An invaluable reference, Encyclopedia of Marine Science explores the principal areas and issues of this core science discipline in more than 600 entries, 20 essays, and more than 200 black-and-white photographs and line illustrations. This comprehensive encyclopedia brings together information on marine science from its component and affiliate sciences, along with information on technology, commerce, business, society, history, and more.

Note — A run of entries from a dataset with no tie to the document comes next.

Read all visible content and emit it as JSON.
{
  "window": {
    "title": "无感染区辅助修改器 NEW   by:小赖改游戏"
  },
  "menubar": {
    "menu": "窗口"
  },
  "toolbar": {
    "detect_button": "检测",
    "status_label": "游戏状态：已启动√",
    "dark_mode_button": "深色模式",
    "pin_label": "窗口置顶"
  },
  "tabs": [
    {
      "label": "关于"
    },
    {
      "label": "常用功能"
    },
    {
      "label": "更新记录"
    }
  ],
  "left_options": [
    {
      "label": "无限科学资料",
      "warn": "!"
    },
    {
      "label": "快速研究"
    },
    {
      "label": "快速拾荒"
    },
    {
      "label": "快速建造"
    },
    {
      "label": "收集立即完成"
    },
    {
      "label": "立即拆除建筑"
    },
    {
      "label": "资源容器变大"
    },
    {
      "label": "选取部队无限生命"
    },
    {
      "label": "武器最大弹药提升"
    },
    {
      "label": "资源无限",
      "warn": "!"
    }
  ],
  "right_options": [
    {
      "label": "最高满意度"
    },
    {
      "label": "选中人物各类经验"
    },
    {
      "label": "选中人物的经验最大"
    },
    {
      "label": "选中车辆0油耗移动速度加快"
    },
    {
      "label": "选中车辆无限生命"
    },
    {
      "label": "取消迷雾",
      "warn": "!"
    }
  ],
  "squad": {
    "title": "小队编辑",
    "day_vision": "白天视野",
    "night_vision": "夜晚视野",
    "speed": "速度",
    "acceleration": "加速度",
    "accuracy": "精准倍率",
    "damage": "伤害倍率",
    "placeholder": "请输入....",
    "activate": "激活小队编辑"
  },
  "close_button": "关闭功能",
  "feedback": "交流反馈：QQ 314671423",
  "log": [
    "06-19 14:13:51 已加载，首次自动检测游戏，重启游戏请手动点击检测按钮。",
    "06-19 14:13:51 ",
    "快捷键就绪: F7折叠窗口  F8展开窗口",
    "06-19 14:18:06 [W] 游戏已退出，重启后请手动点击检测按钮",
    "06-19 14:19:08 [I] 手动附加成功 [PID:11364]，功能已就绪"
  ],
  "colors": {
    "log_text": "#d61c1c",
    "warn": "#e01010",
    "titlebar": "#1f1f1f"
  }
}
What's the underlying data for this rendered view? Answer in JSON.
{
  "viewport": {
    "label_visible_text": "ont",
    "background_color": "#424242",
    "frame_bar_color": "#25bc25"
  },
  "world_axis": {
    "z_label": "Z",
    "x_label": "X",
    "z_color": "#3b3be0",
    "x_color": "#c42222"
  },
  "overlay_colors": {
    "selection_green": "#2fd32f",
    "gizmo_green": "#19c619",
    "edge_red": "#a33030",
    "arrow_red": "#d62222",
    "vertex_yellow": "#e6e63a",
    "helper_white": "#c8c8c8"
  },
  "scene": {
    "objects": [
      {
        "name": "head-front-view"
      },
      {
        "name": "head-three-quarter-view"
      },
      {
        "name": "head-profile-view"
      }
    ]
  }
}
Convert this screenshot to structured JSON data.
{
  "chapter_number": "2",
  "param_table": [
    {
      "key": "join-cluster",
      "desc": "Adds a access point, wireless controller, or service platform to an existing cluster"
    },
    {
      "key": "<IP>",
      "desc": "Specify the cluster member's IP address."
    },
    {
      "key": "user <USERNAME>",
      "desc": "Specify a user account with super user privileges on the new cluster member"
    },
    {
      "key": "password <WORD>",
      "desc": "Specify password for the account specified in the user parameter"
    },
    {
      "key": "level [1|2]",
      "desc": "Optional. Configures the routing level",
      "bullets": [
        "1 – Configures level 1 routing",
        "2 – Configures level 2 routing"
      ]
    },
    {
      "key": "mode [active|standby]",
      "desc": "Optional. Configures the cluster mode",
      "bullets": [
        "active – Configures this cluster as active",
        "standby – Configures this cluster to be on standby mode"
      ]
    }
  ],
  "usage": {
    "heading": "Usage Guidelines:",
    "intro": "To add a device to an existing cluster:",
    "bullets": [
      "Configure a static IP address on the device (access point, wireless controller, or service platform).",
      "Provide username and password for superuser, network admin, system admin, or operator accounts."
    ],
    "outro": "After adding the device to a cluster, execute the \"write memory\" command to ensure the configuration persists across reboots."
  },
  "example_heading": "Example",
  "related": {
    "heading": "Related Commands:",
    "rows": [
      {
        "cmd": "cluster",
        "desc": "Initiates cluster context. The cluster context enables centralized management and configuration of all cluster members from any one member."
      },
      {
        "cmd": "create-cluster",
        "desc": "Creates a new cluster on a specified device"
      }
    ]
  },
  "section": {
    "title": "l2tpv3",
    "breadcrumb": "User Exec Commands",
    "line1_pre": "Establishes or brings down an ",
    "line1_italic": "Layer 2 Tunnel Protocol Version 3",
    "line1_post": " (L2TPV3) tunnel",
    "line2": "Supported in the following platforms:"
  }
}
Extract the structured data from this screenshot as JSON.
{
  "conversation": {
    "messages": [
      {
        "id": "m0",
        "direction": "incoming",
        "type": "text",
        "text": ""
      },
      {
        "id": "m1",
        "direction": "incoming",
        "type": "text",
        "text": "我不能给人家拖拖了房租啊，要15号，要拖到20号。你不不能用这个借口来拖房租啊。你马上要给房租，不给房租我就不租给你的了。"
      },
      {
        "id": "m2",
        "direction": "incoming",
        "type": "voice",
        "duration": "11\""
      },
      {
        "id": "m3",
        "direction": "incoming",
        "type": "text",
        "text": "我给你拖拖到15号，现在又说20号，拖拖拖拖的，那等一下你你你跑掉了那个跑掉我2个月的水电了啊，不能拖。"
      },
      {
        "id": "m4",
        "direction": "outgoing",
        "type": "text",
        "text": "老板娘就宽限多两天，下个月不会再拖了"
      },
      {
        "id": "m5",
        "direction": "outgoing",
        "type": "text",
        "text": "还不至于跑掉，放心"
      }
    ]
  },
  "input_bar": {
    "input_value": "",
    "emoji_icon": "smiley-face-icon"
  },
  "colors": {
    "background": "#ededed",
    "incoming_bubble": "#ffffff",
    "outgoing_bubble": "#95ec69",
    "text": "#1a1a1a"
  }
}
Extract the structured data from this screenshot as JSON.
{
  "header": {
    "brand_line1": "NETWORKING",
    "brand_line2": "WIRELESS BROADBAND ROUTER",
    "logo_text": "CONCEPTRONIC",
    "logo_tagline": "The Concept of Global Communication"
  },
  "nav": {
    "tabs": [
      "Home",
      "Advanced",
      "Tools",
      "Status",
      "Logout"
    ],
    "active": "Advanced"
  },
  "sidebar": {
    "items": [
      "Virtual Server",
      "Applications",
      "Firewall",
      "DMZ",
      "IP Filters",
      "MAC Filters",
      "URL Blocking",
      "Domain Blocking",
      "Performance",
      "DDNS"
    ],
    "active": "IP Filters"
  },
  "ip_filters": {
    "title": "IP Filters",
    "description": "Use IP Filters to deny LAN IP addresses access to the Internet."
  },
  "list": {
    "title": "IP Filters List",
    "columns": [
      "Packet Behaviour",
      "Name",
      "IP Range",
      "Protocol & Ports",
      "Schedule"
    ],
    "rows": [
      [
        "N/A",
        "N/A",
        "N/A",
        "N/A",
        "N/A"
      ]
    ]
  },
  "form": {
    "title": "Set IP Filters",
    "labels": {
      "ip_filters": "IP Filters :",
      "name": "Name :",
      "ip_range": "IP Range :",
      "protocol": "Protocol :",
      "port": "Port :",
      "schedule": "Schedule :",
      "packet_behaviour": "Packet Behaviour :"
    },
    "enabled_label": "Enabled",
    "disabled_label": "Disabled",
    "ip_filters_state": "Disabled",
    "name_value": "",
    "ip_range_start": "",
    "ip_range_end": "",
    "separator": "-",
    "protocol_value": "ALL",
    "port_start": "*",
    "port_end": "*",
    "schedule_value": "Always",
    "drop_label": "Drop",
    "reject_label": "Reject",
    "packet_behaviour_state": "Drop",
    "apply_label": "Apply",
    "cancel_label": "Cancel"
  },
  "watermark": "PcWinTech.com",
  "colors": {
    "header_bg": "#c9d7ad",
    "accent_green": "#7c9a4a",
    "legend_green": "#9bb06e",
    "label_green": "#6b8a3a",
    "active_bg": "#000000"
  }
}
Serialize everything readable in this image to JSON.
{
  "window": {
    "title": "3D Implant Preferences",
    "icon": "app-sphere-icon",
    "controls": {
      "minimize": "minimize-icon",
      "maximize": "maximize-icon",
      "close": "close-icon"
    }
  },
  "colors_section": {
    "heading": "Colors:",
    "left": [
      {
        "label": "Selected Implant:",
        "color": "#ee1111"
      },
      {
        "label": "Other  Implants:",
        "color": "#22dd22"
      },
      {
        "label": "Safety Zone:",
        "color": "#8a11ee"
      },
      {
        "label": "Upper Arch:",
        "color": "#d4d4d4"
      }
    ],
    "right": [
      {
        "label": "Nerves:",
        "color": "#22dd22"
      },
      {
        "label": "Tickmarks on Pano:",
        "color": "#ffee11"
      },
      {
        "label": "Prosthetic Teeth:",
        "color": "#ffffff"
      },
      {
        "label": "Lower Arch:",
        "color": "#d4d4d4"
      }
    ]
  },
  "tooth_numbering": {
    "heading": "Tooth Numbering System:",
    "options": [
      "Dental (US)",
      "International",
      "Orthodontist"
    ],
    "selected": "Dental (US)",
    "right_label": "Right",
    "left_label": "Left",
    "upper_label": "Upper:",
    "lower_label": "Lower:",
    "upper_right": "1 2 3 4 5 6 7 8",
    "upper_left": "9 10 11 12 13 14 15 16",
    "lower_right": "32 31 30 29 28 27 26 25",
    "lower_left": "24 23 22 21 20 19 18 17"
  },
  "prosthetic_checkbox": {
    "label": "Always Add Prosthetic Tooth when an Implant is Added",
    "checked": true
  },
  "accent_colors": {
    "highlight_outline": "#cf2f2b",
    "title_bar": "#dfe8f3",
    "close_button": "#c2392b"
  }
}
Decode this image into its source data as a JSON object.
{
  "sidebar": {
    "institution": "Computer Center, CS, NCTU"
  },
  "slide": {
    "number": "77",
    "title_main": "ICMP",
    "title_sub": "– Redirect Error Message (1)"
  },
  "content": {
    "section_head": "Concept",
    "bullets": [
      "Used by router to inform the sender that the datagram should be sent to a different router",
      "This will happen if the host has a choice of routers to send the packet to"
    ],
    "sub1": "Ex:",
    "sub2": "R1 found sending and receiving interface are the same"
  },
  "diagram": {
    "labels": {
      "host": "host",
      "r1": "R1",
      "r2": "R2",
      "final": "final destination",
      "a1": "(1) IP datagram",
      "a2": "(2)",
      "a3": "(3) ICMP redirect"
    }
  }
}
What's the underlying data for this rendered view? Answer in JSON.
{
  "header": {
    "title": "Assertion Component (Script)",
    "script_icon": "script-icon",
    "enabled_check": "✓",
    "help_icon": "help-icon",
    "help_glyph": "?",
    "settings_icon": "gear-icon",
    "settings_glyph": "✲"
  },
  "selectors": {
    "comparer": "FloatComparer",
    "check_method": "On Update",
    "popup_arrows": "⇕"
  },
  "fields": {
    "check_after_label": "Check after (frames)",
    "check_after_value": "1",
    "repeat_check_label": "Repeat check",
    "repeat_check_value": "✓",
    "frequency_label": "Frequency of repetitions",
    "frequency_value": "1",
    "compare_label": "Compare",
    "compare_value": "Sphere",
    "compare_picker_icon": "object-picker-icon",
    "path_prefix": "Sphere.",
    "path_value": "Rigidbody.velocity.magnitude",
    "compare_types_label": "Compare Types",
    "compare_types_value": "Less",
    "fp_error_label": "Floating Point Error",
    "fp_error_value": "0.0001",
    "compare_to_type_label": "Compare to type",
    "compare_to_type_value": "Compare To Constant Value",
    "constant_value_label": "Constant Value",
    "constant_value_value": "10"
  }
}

Detailed entries cover concepts, technologies, phenomena, organisms, treaties and legal issues, research stations, places and geographical features, vessels, experiments, marine sanctuaries, scientists and lawmakers, programs, organizations, occupations and careers, and other subjects related to marine science. Spanning 1872 to the present, this resource concentrates on developments since World War II, including organizations, people, concepts, and laws of international or regional importance. Designed for high school and college students, Encyclopedia of Marine Science is extensively cross-referenced and indexed to increase its accessibility to students and teachers.
Black-and-white photographs and line illustrations. Index. Appendixes. Cross-references. Further reading.
About the Author(s)
C. Reid Nichols is the president of Marine Information Resources
Corporation, a Maryland veteran-owned small business. He is a physical
oceanographer with an M.S. from North Carolina State University. He has experience in commercial fishing, serving as a physical oceanographer for the National Oceanic and Atmospheric
Administration, and providing applied oceanographic solutions to a variety
of commercial and government customers. Nichols enlisted in the U.S. Marine Corps Reserves in 1977 as a combat engineer and has been a platoon, company, and battalion commander for units involved with landing support. He presently serves as a reserve staff officer for Marine Forces Pacific.
Robert G. Williams, Ph.D., is an oceanographer with extensive experience
in the fields of marine meteorology and physical oceanography. He has served as an oceanographer for the U.S. Navy and the National Oceanic and Atmospheric Administration. As a senior scientist with Marine Information Resources Corporation, he provides basic and applied research solutions to resolve coastal oceanography issues for a variety of commercial and government customers. He routinely teaches introductory physics, astronomy, and meteorology part-time at community colleges, and has taught courses in oceanography and meteorology in the Johns Hopkins University continuing education programs.